This exercise calls for every line of the data below with the string "skies" in it.

**Dataset excerpts:**
[Start of Attachment]

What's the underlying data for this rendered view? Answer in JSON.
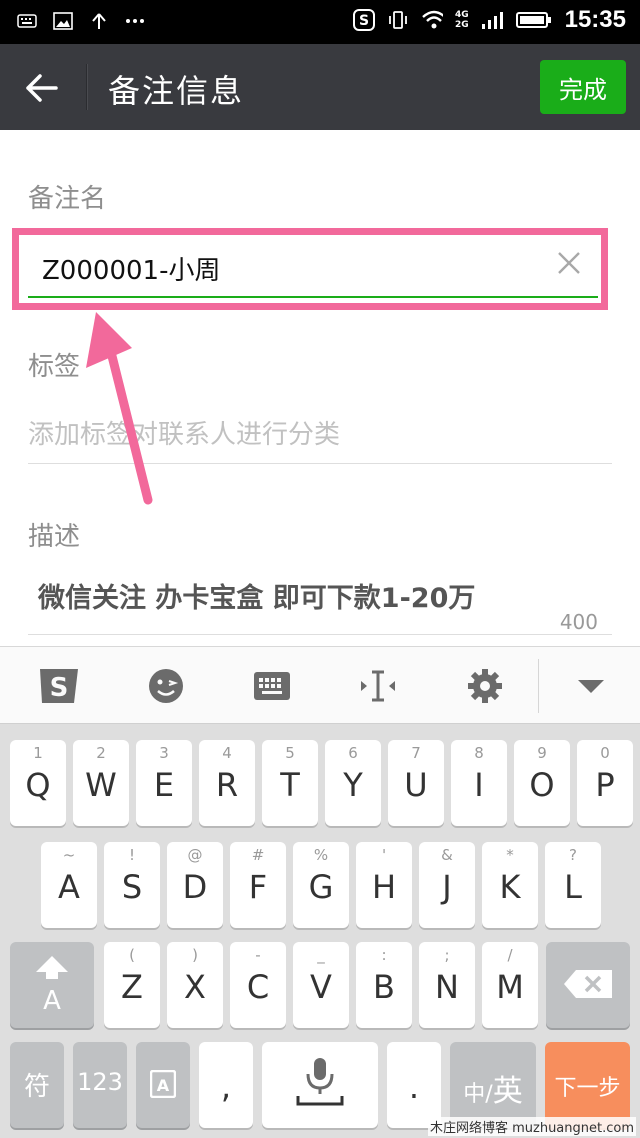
{
  "status_bar": {
    "time": "15:35",
    "network": [
      "4G",
      "2G"
    ],
    "left_icons": [
      "keyboard-icon",
      "image-icon",
      "upload-icon",
      "more-dots-icon"
    ],
    "right_icons": [
      "sogou-status-icon",
      "vibrate-icon",
      "wifi-icon",
      "signal-icon",
      "battery-icon"
    ]
  },
  "header": {
    "title": "备注信息",
    "done_label": "完成",
    "accent": "#1aad19"
  },
  "form": {
    "remark_label": "备注名",
    "remark_value": "Z000001-小周",
    "tags_label": "标签",
    "tags_placeholder": "添加标签对联系人进行分类",
    "desc_label": "描述",
    "desc_value": "微信关注 办卡宝盒 即可下款1-20万",
    "desc_counter": "400"
  },
  "keyboard": {
    "toolbar_icons": [
      "sogou-logo-icon",
      "emoji-icon",
      "keyboard-layout-icon",
      "cursor-icon",
      "settings-gear-icon",
      "collapse-down-icon"
    ],
    "row1": [
      {
        "main": "Q",
        "sub": "1"
      },
      {
        "main": "W",
        "sub": "2"
      },
      {
        "main": "E",
        "sub": "3"
      },
      {
        "main": "R",
        "sub": "4"
      },
      {
        "main": "T",
        "sub": "5"
      },
      {
        "main": "Y",
        "sub": "6"
      },
      {
        "main": "U",
        "sub": "7"
      },
      {
        "main": "I",
        "sub": "8"
      },
      {
        "main": "O",
        "sub": "9"
      },
      {
        "main": "P",
        "sub": "0"
      }
    ],
    "row2": [
      {
        "main": "A",
        "sub": "~"
      },
      {
        "main": "S",
        "sub": "!"
      },
      {
        "main": "D",
        "sub": "@"
      },
      {
        "main": "F",
        "sub": "#"
      },
      {
        "main": "G",
        "sub": "%"
      },
      {
        "main": "H",
        "sub": "'"
      },
      {
        "main": "J",
        "sub": "&"
      },
      {
        "main": "K",
        "sub": "*"
      },
      {
        "main": "L",
        "sub": "?"
      }
    ],
    "row3": [
      {
        "main": "Z",
        "sub": "("
      },
      {
        "main": "X",
        "sub": ")"
      },
      {
        "main": "C",
        "sub": "-"
      },
      {
        "main": "V",
        "sub": "_"
      },
      {
        "main": "B",
        "sub": ":"
      },
      {
        "main": "N",
        "sub": ";"
      },
      {
        "main": "M",
        "sub": "/"
      }
    ],
    "shift_label": "A",
    "symbol_label": "符",
    "num_label": "123",
    "comma_label": ",",
    "period_label": ".",
    "lang_zh": "中/",
    "lang_en": "英",
    "next_label": "下一步",
    "highlight_color": "#f2699b"
  },
  "watermark": "木庄网络博客 muzhuangnet.com"
}
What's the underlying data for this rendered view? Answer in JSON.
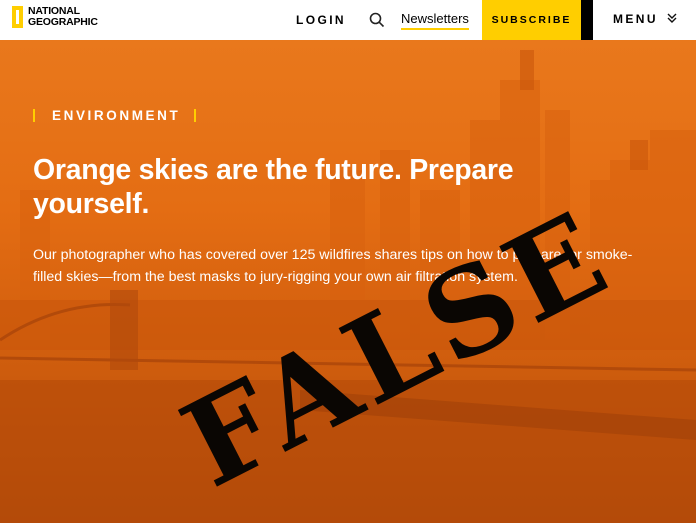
{
  "header": {
    "logo_line1": "NATIONAL",
    "logo_line2": "GEOGRAPHIC",
    "login": "LOGIN",
    "newsletters": "Newsletters",
    "subscribe": "SUBSCRIBE",
    "menu": "MENU"
  },
  "article": {
    "category": "ENVIRONMENT",
    "headline": "Orange skies are the future. Prepare yourself.",
    "dek": "Our photographer who has covered over 125 wildfires shares tips on how to prepare for smoke-filled skies—from the best masks to jury-rigging your own air filtration system."
  },
  "overlay": {
    "stamp": "FALSE"
  },
  "colors": {
    "accent_yellow": "#ffce00",
    "hero_orange": "#e46d13",
    "stamp": "#0a0603"
  }
}
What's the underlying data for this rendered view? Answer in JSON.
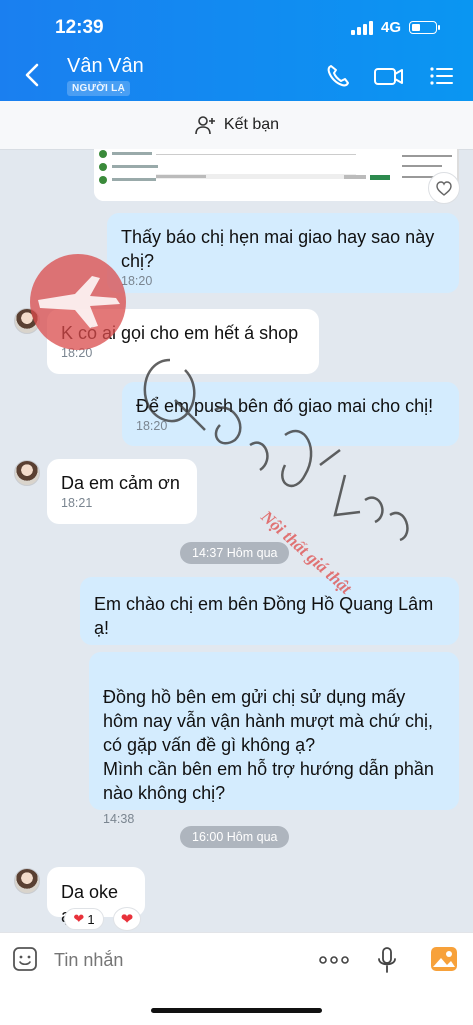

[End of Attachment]

**RESPONSE:**
    "headline": "Orange skies are the future. Prepare yourself.",
    "dek": "Our photographer who has covered over 125 wildfires shares tips on how to prepare for smoke-filled skies—from the best masks to jury-rigging your own air filtration system."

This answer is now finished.